It is also clear that the amount of money these carbon markets are poised to generate, bolstered by Biden administration support, is enormous. The temptation to game a multi-billion-dollar system that has no enforceable rules is overwhelming and will help keep us addicted to business-as-usual emissions.

At the same time, the urgency of the climate crisis means that the planet does not have time to engage in illusory market-based trading schemes that pretend to counterbalance—rather than actually reduce—greenhouse gases emissions.

Experts who have studied carbon offsets, like Barbara Haya at University of California, Berkeley, have found they are inherently flawed for a host of reasons and cannot be reformed. A clear indication that carbon offsets are unfixable is that virtually all carbon offset projects created to date are built on activities that were already happening, for reasons other than the generally low and volatileprice of offset payments. And, to date, no one has even proposed a reliable way to distinguish those activities that would have happened anyway. In addition, since carbon offsets must be based on activities that are not legally required, they create a perverse incentive to delay appropriate regulation.

With forest projects, these problems are compounded by their impermanence, which is heightened by warming-accelerated wildfires. In addition, the integrity of forest projects is easily undercut by demand shifting. If one forest is preserved but demand for wood is not reduced, another forest will be cut.

Together, these factors highlight that the administration’s wish list of guardrails is completely out of touch with the reality of carbon offsets.
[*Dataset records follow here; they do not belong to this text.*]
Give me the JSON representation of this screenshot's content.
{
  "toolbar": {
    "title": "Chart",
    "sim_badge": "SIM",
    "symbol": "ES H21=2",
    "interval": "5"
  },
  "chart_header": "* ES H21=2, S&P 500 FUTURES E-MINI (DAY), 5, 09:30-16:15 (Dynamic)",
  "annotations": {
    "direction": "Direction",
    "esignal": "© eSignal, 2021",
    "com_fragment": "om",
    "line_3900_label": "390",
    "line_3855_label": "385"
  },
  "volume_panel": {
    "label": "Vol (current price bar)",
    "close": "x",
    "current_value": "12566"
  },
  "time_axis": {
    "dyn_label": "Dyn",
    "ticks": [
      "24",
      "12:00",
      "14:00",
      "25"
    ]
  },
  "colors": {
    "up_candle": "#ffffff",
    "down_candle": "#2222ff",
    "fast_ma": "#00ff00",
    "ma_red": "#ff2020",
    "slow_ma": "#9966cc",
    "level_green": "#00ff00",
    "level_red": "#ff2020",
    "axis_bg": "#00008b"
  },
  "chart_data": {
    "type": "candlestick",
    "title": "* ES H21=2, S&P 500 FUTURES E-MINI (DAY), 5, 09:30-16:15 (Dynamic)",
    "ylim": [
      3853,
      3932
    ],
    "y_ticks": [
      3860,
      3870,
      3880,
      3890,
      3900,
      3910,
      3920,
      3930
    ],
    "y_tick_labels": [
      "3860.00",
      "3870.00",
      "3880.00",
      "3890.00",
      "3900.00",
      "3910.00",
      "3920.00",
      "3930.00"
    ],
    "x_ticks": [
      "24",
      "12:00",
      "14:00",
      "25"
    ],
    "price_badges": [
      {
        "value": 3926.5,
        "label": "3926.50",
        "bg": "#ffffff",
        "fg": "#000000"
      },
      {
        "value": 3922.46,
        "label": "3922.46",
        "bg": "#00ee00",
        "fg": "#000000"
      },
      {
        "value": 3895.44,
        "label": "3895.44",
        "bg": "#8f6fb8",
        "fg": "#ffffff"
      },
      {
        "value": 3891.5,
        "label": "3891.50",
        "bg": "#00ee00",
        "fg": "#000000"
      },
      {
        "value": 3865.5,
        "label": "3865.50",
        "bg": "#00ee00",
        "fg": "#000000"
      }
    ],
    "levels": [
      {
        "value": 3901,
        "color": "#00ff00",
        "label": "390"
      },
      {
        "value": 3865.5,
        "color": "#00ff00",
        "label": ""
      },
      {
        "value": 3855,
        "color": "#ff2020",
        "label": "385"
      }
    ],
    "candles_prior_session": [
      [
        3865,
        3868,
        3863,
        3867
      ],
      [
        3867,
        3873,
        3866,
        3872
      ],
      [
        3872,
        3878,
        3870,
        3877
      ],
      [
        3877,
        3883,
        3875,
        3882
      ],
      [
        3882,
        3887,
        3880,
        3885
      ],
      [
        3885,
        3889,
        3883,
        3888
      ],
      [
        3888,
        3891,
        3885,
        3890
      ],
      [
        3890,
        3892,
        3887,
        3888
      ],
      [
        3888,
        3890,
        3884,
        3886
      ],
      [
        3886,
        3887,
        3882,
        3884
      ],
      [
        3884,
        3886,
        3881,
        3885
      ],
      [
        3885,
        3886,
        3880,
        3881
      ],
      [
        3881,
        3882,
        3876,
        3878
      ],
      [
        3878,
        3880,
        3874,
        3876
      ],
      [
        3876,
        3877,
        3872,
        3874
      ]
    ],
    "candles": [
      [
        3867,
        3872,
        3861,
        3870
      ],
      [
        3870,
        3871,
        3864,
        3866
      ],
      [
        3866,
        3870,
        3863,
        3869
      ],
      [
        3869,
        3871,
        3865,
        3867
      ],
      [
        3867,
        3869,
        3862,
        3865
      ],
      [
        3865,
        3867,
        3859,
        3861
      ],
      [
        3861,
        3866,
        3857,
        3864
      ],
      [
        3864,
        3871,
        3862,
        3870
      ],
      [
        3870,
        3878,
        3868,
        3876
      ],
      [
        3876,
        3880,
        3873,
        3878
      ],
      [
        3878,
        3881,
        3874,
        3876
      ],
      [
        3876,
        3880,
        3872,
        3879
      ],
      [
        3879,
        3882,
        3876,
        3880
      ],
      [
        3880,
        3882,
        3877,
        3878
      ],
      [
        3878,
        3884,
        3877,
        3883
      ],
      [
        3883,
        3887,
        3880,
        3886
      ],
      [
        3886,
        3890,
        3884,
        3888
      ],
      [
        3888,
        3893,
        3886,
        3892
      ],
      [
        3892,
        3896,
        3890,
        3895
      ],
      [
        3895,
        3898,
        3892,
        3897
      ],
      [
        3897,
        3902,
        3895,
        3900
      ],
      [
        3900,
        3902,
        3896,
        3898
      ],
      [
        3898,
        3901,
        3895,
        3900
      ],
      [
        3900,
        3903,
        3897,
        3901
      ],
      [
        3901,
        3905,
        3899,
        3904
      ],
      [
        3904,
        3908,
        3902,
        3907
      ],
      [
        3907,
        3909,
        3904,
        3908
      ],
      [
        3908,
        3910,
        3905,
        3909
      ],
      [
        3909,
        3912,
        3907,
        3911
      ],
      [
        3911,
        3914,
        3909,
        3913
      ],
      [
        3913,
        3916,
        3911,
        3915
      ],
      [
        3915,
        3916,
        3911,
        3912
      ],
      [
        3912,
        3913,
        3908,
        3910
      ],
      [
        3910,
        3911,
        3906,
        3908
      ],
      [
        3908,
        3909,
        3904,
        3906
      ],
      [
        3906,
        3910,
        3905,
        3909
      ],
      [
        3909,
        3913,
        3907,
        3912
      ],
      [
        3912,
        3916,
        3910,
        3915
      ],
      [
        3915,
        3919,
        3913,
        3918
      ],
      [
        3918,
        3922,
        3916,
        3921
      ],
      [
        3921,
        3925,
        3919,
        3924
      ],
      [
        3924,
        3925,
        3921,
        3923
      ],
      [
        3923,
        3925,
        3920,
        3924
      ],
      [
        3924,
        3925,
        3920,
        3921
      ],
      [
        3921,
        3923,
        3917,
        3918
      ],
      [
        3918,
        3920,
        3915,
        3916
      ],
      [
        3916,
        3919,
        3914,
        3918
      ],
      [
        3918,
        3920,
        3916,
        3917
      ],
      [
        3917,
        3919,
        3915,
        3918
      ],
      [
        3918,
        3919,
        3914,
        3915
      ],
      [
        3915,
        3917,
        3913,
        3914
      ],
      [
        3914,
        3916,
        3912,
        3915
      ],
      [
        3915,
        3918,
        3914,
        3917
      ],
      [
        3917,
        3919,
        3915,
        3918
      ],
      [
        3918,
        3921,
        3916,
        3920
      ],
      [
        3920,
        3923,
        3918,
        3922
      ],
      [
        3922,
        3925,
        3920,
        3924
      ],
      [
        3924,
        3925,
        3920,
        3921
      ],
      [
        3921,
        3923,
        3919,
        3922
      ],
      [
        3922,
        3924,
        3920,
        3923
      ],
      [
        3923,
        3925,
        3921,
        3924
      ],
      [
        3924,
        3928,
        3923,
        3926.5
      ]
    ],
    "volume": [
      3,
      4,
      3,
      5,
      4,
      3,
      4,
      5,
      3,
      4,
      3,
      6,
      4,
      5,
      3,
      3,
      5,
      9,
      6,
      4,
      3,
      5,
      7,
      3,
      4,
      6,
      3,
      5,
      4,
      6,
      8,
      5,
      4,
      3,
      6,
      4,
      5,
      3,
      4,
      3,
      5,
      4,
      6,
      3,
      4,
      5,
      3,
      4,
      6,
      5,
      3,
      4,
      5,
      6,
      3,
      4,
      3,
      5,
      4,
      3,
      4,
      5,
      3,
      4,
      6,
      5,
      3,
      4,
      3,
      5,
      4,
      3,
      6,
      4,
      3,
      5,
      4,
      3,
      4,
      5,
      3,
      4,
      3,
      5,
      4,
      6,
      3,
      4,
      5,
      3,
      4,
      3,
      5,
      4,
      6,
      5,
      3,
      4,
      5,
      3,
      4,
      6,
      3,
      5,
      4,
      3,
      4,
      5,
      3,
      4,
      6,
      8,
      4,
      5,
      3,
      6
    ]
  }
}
As California is discovering, reliance upon its highly touted carbon credit market is resulting in far more emissions than an effective regulatory program.

The administration should find the courage to reverse course and acknowledge that carbon offsets are a dangerous and damaging distraction. Offsets undermine our ability to adopt effective strategies to achieve our climate goals. These include ending fossil fuel subsidies and supporting enforceable regulations. Other key provisions would be transparent polluter-pays carbon pricing, programs to ensure energy affordability during a transition away from fossil fuels, public investments in clean energy transmission and transit, and international agreements with easily measurable results. Effective U.S. leadership would mean developing a national climate law worthy of the moment and building public support for its enactment. This country’s environmental laws have transformed our nation and been influential elsewhere. They should be our inspiration.

We understand that carbon credits seductively offer to harness powerful market forces and raise money for climate-positive projects. However, this siren’s call has all the integrity of a Ponzi scheme. In short, as the U.S. has repeatedly experienced, meaningful reductions in pollution require the inescapable hard work of designing programs with reliably measurable outcomes and enforcing them.

(Laurie Williams recently retired after 35 years as an attorney at the U.S. Environmental Protection Agency. Williams is a consultant on climate policy for Public Employees for Environmental Responsibility (PEER.org).) 

(Allan Zabel recently retired after 35 years as an attorney at the U.S. Environmental Protection Agency.).  This article was published first in CommonDreams.org.)